plt.ylabel(“sigmoid(z)”)

plt.show()

- One can notice that sigmoid function is ranging between 0 and 1.
- For higher positive values it reaches to 1 and for higher negative values it reaches to 0.
- sigmoid(0) is 0.5
- This function has probabilistic interpretation.
- This function is very easy to differentiate.
- It squashes values which are beyond some range.
*(In the above plot we can see that when z>5, sigmoid(z) will be 1 and does not increase afterwards. Similarly for negative z values.)*

**Also we can get the sigmoid from exponential family**.

Bernoulli distribution is an example of exponential family.

Let us have a quick look at it. **Exponential family of distribution is denoted by** :

For Bernoulli distribution we can write,

Comparing Bernoulli equation with general exponential expression,

We can write* ψ(p) = log( p/(1–p) ) .*

Further, note that if *y|x;w ~ Bernoulli(p), *then *E[y|x;w]= p*

So, this gives hypothesis function,

Which is the same sigmoid function that we got earlier.

So we derived the sigmoid function which gives **P( yᵢ=1|x) **and by that we
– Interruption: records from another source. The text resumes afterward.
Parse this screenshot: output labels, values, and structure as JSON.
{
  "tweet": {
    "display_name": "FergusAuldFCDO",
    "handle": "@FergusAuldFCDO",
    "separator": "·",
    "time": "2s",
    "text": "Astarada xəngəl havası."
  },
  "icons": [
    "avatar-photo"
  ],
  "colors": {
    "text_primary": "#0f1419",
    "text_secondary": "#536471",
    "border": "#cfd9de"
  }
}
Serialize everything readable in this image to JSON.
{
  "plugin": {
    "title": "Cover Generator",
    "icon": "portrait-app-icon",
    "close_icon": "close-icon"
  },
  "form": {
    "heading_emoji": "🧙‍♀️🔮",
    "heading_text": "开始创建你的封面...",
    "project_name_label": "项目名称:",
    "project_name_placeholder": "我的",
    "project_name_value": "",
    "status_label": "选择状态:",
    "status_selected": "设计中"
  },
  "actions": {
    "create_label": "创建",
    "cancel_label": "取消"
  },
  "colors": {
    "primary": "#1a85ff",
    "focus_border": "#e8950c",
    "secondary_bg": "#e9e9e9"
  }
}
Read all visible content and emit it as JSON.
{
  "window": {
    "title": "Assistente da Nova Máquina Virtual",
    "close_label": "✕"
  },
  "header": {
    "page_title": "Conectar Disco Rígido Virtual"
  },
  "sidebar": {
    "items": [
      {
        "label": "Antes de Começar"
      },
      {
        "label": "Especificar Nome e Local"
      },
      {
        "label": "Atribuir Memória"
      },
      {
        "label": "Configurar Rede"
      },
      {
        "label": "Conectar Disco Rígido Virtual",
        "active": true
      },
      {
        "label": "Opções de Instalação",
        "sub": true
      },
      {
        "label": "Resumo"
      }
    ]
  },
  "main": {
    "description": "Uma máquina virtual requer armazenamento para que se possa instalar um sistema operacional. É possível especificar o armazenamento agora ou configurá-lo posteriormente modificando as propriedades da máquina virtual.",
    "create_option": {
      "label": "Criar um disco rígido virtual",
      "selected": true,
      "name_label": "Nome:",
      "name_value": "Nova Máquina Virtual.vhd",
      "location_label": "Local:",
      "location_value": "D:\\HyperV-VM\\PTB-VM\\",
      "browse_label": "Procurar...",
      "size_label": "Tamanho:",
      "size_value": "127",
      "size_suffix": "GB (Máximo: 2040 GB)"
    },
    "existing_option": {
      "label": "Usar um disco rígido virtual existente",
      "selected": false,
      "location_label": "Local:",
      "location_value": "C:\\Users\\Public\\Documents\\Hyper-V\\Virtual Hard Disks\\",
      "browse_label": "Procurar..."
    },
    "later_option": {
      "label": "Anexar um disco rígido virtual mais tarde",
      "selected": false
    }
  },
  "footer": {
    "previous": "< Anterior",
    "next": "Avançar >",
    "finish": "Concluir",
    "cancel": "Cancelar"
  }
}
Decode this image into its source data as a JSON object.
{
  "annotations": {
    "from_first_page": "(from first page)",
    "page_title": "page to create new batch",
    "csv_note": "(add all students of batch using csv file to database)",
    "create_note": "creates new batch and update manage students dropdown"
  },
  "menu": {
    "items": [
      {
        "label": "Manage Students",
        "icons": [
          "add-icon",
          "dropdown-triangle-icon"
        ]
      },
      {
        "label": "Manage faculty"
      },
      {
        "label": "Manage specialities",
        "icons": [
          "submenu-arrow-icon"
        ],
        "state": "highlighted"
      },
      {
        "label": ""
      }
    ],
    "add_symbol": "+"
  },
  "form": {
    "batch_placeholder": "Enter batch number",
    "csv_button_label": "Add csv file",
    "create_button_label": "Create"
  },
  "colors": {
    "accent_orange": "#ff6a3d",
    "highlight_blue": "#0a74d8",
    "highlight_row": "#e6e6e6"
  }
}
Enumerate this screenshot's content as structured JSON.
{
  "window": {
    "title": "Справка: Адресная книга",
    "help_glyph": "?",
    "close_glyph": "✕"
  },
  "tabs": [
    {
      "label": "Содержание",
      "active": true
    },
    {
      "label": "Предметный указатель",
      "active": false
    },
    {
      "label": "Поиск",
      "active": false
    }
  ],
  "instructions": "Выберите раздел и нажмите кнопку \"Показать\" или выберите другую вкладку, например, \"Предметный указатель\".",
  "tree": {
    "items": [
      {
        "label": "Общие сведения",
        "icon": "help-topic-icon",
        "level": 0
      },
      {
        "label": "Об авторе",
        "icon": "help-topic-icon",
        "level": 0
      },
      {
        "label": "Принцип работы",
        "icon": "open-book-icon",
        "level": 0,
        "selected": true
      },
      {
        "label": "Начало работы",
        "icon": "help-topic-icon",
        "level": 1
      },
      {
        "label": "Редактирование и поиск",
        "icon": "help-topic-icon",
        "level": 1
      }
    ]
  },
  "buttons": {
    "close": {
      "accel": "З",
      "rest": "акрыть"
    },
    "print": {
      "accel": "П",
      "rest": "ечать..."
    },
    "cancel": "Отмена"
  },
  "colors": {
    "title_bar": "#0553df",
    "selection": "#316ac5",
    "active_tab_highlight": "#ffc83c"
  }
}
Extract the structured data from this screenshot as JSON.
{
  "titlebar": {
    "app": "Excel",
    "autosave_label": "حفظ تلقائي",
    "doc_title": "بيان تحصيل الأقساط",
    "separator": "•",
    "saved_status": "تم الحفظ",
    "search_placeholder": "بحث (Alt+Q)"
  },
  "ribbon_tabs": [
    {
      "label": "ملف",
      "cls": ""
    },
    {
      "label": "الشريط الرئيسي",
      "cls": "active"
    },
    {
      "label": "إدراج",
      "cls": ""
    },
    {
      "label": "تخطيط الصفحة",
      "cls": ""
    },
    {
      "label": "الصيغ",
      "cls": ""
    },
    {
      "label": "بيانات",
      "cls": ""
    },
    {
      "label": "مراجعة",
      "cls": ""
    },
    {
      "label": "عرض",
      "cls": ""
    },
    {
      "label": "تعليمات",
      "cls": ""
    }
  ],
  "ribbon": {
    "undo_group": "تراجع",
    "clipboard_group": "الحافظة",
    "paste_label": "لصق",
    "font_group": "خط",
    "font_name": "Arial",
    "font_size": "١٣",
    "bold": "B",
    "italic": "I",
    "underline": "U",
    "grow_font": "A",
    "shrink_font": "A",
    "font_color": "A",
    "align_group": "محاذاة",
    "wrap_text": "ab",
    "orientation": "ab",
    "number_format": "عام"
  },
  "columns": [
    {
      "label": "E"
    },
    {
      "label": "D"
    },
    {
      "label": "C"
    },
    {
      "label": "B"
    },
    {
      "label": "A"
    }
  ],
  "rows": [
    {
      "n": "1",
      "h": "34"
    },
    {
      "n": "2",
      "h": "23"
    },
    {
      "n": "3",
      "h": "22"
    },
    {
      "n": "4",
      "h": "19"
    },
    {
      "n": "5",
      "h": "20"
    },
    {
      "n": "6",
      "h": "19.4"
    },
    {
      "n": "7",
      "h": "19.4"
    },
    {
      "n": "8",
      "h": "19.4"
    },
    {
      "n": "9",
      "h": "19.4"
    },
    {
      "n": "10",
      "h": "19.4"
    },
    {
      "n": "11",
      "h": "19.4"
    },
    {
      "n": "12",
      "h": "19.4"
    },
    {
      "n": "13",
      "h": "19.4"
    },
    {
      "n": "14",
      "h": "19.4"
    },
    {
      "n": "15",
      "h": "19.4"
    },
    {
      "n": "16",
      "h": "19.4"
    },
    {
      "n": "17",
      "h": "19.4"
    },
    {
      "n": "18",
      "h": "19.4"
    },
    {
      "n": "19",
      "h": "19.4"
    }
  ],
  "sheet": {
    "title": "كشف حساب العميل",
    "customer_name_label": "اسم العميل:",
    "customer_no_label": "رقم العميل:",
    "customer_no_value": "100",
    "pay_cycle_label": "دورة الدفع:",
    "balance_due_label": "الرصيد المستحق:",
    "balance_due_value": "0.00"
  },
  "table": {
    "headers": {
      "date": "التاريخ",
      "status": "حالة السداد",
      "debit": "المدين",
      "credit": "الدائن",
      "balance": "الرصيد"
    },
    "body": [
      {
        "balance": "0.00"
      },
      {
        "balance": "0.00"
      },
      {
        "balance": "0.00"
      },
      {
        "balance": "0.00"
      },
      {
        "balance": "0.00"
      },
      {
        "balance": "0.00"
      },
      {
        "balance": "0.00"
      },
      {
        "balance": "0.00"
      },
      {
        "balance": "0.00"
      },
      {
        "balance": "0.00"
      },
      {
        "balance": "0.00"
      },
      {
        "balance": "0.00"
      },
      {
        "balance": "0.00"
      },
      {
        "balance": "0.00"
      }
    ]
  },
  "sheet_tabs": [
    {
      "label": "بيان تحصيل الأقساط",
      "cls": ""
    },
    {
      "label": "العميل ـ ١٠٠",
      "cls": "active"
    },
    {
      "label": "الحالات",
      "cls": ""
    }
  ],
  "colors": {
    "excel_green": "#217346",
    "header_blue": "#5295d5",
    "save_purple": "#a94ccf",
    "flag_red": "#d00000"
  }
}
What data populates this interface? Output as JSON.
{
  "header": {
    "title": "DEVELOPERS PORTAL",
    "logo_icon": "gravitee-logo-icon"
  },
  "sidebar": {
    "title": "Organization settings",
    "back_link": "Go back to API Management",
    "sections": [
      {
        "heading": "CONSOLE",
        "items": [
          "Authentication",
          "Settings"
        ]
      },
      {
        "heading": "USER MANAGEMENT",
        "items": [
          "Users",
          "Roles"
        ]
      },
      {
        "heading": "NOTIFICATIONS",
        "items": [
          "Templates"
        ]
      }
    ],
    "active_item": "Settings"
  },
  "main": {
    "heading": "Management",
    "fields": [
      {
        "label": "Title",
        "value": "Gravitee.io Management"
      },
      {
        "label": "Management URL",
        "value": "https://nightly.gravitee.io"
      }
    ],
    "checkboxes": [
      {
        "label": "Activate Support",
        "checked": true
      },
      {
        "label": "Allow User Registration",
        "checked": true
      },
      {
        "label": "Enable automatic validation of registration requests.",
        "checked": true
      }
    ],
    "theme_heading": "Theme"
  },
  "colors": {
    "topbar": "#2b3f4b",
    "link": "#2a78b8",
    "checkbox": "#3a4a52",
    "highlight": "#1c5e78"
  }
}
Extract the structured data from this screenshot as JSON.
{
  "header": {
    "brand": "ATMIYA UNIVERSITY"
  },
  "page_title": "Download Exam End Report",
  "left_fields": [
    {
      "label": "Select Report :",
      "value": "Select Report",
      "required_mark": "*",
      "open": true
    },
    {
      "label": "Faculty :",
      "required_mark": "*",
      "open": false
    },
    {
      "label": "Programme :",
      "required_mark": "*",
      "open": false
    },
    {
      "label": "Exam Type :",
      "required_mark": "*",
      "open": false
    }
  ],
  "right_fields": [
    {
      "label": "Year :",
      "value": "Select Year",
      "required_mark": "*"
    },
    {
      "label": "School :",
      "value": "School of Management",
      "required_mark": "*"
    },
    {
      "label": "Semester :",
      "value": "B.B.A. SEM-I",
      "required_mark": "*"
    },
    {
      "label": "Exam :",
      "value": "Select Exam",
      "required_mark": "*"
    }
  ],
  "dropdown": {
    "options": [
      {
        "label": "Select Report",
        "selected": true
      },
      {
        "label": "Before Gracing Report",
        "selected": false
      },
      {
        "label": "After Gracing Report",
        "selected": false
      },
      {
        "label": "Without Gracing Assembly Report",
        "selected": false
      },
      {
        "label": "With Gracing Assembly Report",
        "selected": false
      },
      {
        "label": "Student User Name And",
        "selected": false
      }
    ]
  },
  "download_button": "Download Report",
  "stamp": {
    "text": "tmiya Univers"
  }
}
**can get**

**P(**. By applying simple threshold function we can interpret probability as class labels, like :

*yᵢ=0|x*)So we need to pass the x values through sigmoid to get the probability of class labels. That’s it ?!!!!

But we have not find the values for ** w** right?

**’s are unknown parameters. So we need to estimate this parameter to use sigmoid function to get the probabilistic values of class labels.**

*wᵢ*To find best

**we have to formulate optimization problem right!?!.**

*w***Here it is**,,,,

We can derive loss function using Maximum Likelihood Estimation(MLE). Now consider target variables ** y₁, y₂,….,yₙ** be independently identically distributed random variables i.e.

*iid*random variables taking values 0,1. Then joint PMF is given by :

Maximizing a function is similar to minimizing negative of the function, So our optimization problem becomes :

Note that in this loss function there are two terms. But while calculating, only one of the term will be present and other will vanish. If yᵢ = 1, the second term will become zero. if yᵢ = 0, the first term will vanish. So we can write this loss function as :

Let us plot this loss function and have a look at it.

import numpy as np

import matplotlib.pyplot as plt#used the values of sigmoid function that we got from above codeplt.plot(sigmoid(x),-np.log(sigmoid(x)),

linestyle=" — ",label = "-log( sigmoid(z) )")plt.plot(sigmoid(x),-np.log(1-sigmoid(x)),

label = "-log( 1-sigmoid(z) )")plt.grid()

plt.title(“Plot of loss function”)

plt.xlabel(“sigmoid(z)”)

plt.ylabel(“loss function”)

plt.legend()

plt.show()

We know log(x) is a concave function. So -log(x) will become convex function.**(If f(x) is concave function then -f(x) is convex function) *Both the terms in the loss functions are convex function. Linear combination of convex functions is also a convex function. So loss function is a convex function. Hence it has only one minima (because convex functions have only one minima). Hence we can optimize using our standard technique SGD.(Since it is having only one minima, SGD will work fairly well).

## This is how we can derive logistic regression from probabilistic approach.

*References :*

*Vijay K. Rohatgi and A. K. Md. Ehsanes Saleh (2015) An Introduction to Probability and Statistics.*John Wiley & Sons, Inc.*https://en.wikipedia.org/wiki/Logistic_regression**Sebastian Raschka and Wahid Mirjalili (2017) Python for Machine Learning*

*Always open to suggestion-correction….*

THANK YOU ……

*Contact details:* *pgh3337@gmail.com*https://www.linkedin.com/in/praveen-hegde-5bb6121b7/